View Jamie Speirs's profile

Jamie Speirs

4122 posts in 1494 days


#3 posted 11-14-2010 12:34 PM

Andy, that is a nice and neat unit.
Will the top be fixed or glued on?
Jamie

-- Who is the happiest of men? He who values the merits of others, and in their pleasure takes joy, even as though 'twere his own. --Johann Wolfgang von Goethe

View Brit's profile

Brit

5135 posts in 1480 days


#4 posted 11-14-2010 01:12 PM

@Alba – The top will be very heavy so all it needs once it is in position is to epoxy some small granite blocks to the underside so that they butt up against the inside of the rails. They won’t be fixed to the rails. This will keep the granite aligned and prevent it moving should anyone fall against it.

-- Andy -- Old Chinese proverb say: If you think something can't be done, don't interrupt man who is doing it.

View mafe's profile

mafe

9492 posts in 1727 days


#5 posted 11-14-2010 05:02 PM

Very nice project, and some wonderful tools also…
Smiles.
Best thoughts,
Mads
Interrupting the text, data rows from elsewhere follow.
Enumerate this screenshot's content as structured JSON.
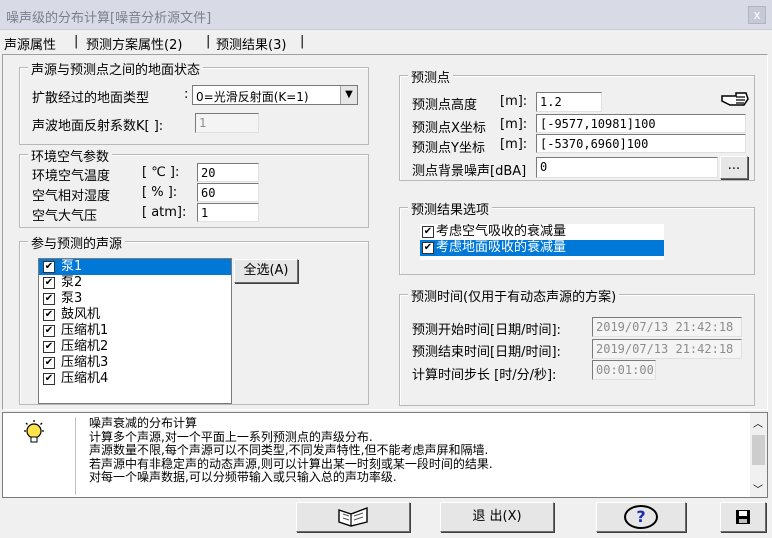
{
  "window": {
    "title": "噪声级的分布计算[噪音分析源文件]",
    "close": "x"
  },
  "tabs": [
    {
      "label": "声源属性"
    },
    {
      "label": "预测方案属性(2)"
    },
    {
      "label": "预测结果(3)"
    }
  ],
  "ground": {
    "title": "声源与预测点之间的地面状态",
    "type_label": "扩散经过的地面类型",
    "type_colon": ":",
    "type_value": "0=光滑反射面(K=1)",
    "reflect_label": "声波地面反射系数K[ ]:",
    "reflect_value": "1"
  },
  "air": {
    "title": "环境空气参数",
    "temp_label": "环境空气温度",
    "temp_unit": "[ ℃ ]:",
    "temp_value": "20",
    "humidity_label": "空气相对湿度",
    "humidity_unit": "[  % ]:",
    "humidity_value": "60",
    "pressure_label": "空气大气压",
    "pressure_unit": "[ atm]:",
    "pressure_value": "1"
  },
  "sources": {
    "title": "参与预测的声源",
    "select_all": "全选(A)",
    "items": [
      {
        "label": "泵1",
        "checked": true,
        "selected": true
      },
      {
        "label": "泵2",
        "checked": true
      },
      {
        "label": "泵3",
        "checked": true
      },
      {
        "label": "鼓风机",
        "checked": true
      },
      {
        "label": "压缩机1",
        "checked": true
      },
      {
        "label": "压缩机2",
        "checked": true
      },
      {
        "label": "压缩机3",
        "checked": true
      },
      {
        "label": "压缩机4",
        "checked": true
      }
    ]
  },
  "point": {
    "title": "预测点",
    "height_label": "预测点高度",
    "height_unit": "[m]:",
    "height_value": "1.2",
    "x_label": "预测点X坐标",
    "x_unit": "[m]:",
    "x_value": "[-9577,10981]100",
    "y_label": "预测点Y坐标",
    "y_unit": "[m]:",
    "y_value": "[-5370,6960]100",
    "bg_label": "测点背景噪声[dBA]",
    "bg_value": "0",
    "browse": "..."
  },
  "options": {
    "title": "预测结果选项",
    "items": [
      {
        "label": "考虑空气吸收的衰减量",
        "checked": true
      },
      {
        "label": "考虑地面吸收的衰减量",
        "checked": true,
        "selected": true
      }
    ]
  },
  "time": {
    "title": "预测时间(仅用于有动态声源的方案)",
    "start_label": "预测开始时间[日期/时间]:",
    "start_value": "2019/07/13 21:42:18",
    "end_label": "预测结束时间[日期/时间]:",
    "end_value": "2019/07/13 21:42:18",
    "step_label": "计算时间步长 [时/分/秒]:",
    "step_value": "00:01:00"
  },
  "help": {
    "lines": [
      "噪声衰减的分布计算",
      "计算多个声源,对一个平面上一系列预测点的声级分布.",
      "声源数量不限,每个声源可以不同类型,不同发声特性,但不能考虑声屏和隔墙.",
      "若声源中有非稳定声的动态声源,则可以计算出某一时刻或某一段时间的结果.",
      "对每一个噪声数据,可以分频带输入或只输入总的声功率级."
    ]
  },
  "footer": {
    "exit": "退 出(X)",
    "help": "?"
  }
}
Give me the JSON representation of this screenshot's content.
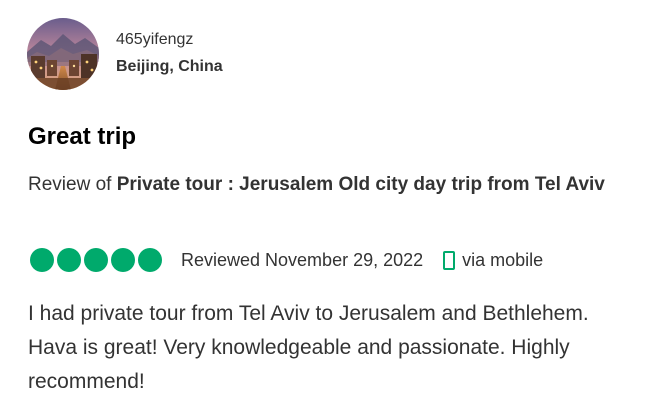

-- Mad F, the fanatical rhykenologist and vintage architect. Democraticwoodworking.

View Brit's profile

Brit

5135 posts in 1480 days


#6 posted 11-14-2010 07:39 PM

Thanks Mads. I’m slowly building up my collection of tools. I don’t have a lot of spare cash to spend on tools, so it takes me quite a while to buy anything. I refuse to buy crap tools anymore though, as using good quality tools increases the enjoyment of woodworking for me. It does frustrate me though, that most of the good hand tools are mainly manufactured in the US or Canada and that just makes it even more expensive for us to buy them once you add shipping and import tax.

-- Andy -- Old Chinese proverb say: If you think something can't be done, don't interrupt man who is doing it.

View RGtools's profile

RGtools

3302 posts in 1292 days


#7 posted 10-19-2011 08:58 PM

Yep, that’s what I was thinking on the blind drawbores.

So agree with you on the crap tools thing (although I have a soft spot for my superchharged $10 sears dovetail saw.).

-- Make furniture that lasts as long as the tree - Ryan

View lysdexic's profile

lysdexic

4800 posts in 1260 days


#8 posted 06-26-2012 07:40 PM

Very nice. This is the table where you filmed the the vintage brace video. Cool.

-- It isn't the mountains ahead to climb that wear you out; it's the pebble in your shoe. - Muhammad Ali

View helluvawreck's profile

helluvawreck

15661 posts in 1504 days


#9 posted 06-26-2012 07:56 PM

Brit, you did excellent work on this. Well done.

helluvawreck
https://woodworkingexpo.wordpress.com

-- If a man does not keep pace with his companions, perhaps it is because he hears a different drummer. Let him step to the music which he hears, however measured or far away. Henry David Thoreau

View Brit's profile

Brit

5135 posts in 1480 days


#10 posted 06-27-2012 04:06 AM

Thanks guys and yes this is where I filmed the hand brace vids.

-- Andy -- Old Chinese proverb say: If you think something can't be done, don't interrupt man who is doing it.

Have your say...

You must be signed in to post the comments.

DISCLAIMER: Any posts on LJ are posted by individuals acting in their own right and do not necessarily reflect the views of LJ. LJ will not be held liable for the actions of any user.

Latest Projects | Latest Blog Entries | Latest Forum Topics

HomeRefurbers.com

Latest Projects | Latest Blog Entries | Latest Forum Topics

GardenTenders.com :: gardening showcase